Basic Sonnet Forms.pdf
Basic Sonnet Forms
7 of 10
As after sunset fadeth in the west,
Which by and by black night doth take away,
Death's second self that seals up all in rest.
In me thou seest the glowing of such fire,
That on the ashes of his youth doth lie,
As the deathbed, whereon it must expire,
Consumed by that which it was nourished by.
This thou perceivest, which makes thy love more strong,
To love that well, which thou must leave ere long.
IV. The Indefinables
There are, of course, some sonnets that don't fit any clear
recognizablepattern but still certainly function as sonnets. Shelley's
"Ozymandias"belongs to this category.

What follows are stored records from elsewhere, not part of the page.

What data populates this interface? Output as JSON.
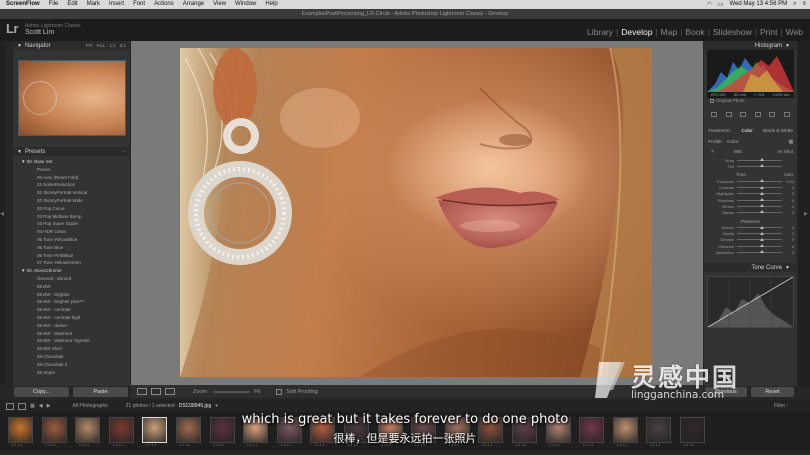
{
  "menubar": {
    "items": [
      "ScreenFlow",
      "File",
      "Edit",
      "Mark",
      "Insert",
      "Font",
      "Actions",
      "Arrange",
      "View",
      "Window",
      "Help"
    ],
    "clock": "Wed May 13 4:56 PM"
  },
  "window_title": "ExamplesPostProcessing_LR-Circle - Adobe Photoshop Lightroom Classic - Develop",
  "identity": {
    "logo": "Lr",
    "line1": "Adobe Lightroom Classic",
    "line2": "Scott Lim"
  },
  "modules": [
    "Library",
    "Develop",
    "Map",
    "Book",
    "Slideshow",
    "Print",
    "Web"
  ],
  "active_module": "Develop",
  "left_panel": {
    "navigator_title": "Navigator",
    "navigator_opts": [
      "FIT",
      "FILL",
      "1:1",
      "3:1"
    ],
    "presets_title": "Presets",
    "presets": [
      {
        "type": "folder",
        "label": "08. Base Set"
      },
      {
        "type": "item",
        "label": "Preset"
      },
      {
        "type": "item",
        "label": "00 Auto (Reset Fold)"
      },
      {
        "type": "item",
        "label": "01 NoiseReduction"
      },
      {
        "type": "item",
        "label": "02 SkinnyPortrait Vertical"
      },
      {
        "type": "item",
        "label": "02 SkinnyPortrait Wide"
      },
      {
        "type": "item",
        "label": "03 Pop Curve"
      },
      {
        "type": "item",
        "label": "03 Pop Midtone Bump"
      },
      {
        "type": "item",
        "label": "03 Pop Super Duper"
      },
      {
        "type": "item",
        "label": "04 HDR Clean"
      },
      {
        "type": "item",
        "label": "05 Tone Yellow/Blue"
      },
      {
        "type": "item",
        "label": "06 Tone Blue"
      },
      {
        "type": "item",
        "label": "06 Tone Pink/Blue"
      },
      {
        "type": "item",
        "label": "07 Tone Yellow/Green"
      },
      {
        "type": "folder",
        "label": "08. MonoChrome"
      },
      {
        "type": "item",
        "label": "General - Zeroed"
      },
      {
        "type": "item",
        "label": "59 BW"
      },
      {
        "type": "item",
        "label": "59 BW - brighter"
      },
      {
        "type": "item",
        "label": "59 BW - brighter plus***"
      },
      {
        "type": "item",
        "label": "59 BW - contrast"
      },
      {
        "type": "item",
        "label": "59 BW - contrast high"
      },
      {
        "type": "item",
        "label": "59 BW - darker"
      },
      {
        "type": "item",
        "label": "59 BW - Washout"
      },
      {
        "type": "item",
        "label": "59 BW - Washout Vignette"
      },
      {
        "type": "item",
        "label": "59 BW silver"
      },
      {
        "type": "item",
        "label": "59 Chocolate"
      },
      {
        "type": "item",
        "label": "59 Chocolate 2"
      },
      {
        "type": "item",
        "label": "59 Sepia"
      }
    ],
    "copy_label": "Copy...",
    "paste_label": "Paste"
  },
  "toolbar": {
    "zoom_label": "Zoom",
    "zoom_value": "Fit",
    "softproof_label": "Soft Proofing"
  },
  "right_panel": {
    "histogram_title": "Histogram",
    "hist_numbers": [
      "ISO 200",
      "50 mm",
      "f / 5.6",
      "1/200 sec"
    ],
    "original_photo": "Original Photo",
    "treatment": [
      "Treatment:",
      "Color",
      "Black & White"
    ],
    "treatment_selected": "Color",
    "profile_label": "Profile:",
    "profile_value": "Color",
    "wb_label": "WB:",
    "wb_value": "As Shot",
    "sliders_wb": [
      {
        "label": "Temp",
        "value": ""
      },
      {
        "label": "Tint",
        "value": ""
      }
    ],
    "tone_label": "Tone",
    "tone_auto": "Auto",
    "sliders_tone": [
      {
        "label": "Exposure",
        "value": "0.00"
      },
      {
        "label": "Contrast",
        "value": "0"
      },
      {
        "label": "Highlights",
        "value": "0"
      },
      {
        "label": "Shadows",
        "value": "0"
      },
      {
        "label": "Whites",
        "value": "0"
      },
      {
        "label": "Blacks",
        "value": "0"
      }
    ],
    "presence_label": "Presence",
    "sliders_presence": [
      {
        "label": "Texture",
        "value": "0"
      },
      {
        "label": "Clarity",
        "value": "0"
      },
      {
        "label": "Dehaze",
        "value": "0"
      },
      {
        "label": "Vibrance",
        "value": "0"
      },
      {
        "label": "Saturation",
        "value": "0"
      }
    ],
    "tone_curve_title": "Tone Curve",
    "previous_label": "Previous",
    "reset_label": "Reset"
  },
  "filmstrip_bar": {
    "source": "All Photographs",
    "count": "21 photos / 1 selected",
    "file": "DSC08845.jpg",
    "filter_label": "Filter :"
  },
  "captions": {
    "english": "which is great but it takes forever to do one photo",
    "chinese": "很棒，但是要永远拍一张照片"
  },
  "watermark": {
    "title": "灵感中国",
    "url": "lingganchina.com"
  },
  "colors": {
    "panel_bg": "#333333",
    "active_module": "#f2f2f2",
    "caption": "#ffffff"
  }
}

It's rhyming pattern of a b a b a c
d c e d e f e fis unique; clearly, however, there is a volta in L9 exactly as
in anItalian sonnet:
I met a traveller from an antique land
Who said: Two vast and trunkless legs of stone
Stand in the desert . . . Near them, on the sand,
Half sunk, a shattered visage lies, whose frown,
And wrinkled lip, and sneer of cold command
Tell that its sculptor well those passions read
Which yet survive, (stamped on these lifeless things,)
The hand that mocked them and the heart that fed:
And on the pedestal these words appear:
"My name is Ozymandias, king of kings:
Look on my works, ye Mighty, and despair!"
Nothing beside remains. Round the decay
Of that colossal wreck, boundless and bare
The lone and level sands stretch far away.
Frederick Goddard Tuckerman wrote sonnets with free abandonand
with virtually no regard for any kind of pattern at all, his rhymesafter
the first few lines falling seemingly at random, as in this sonnetfrom
his "Sonnets, First Series," which rhymes a b b a b c a b a d e c e d,with a
volta at L10:
16-Oct-14 7:35 AM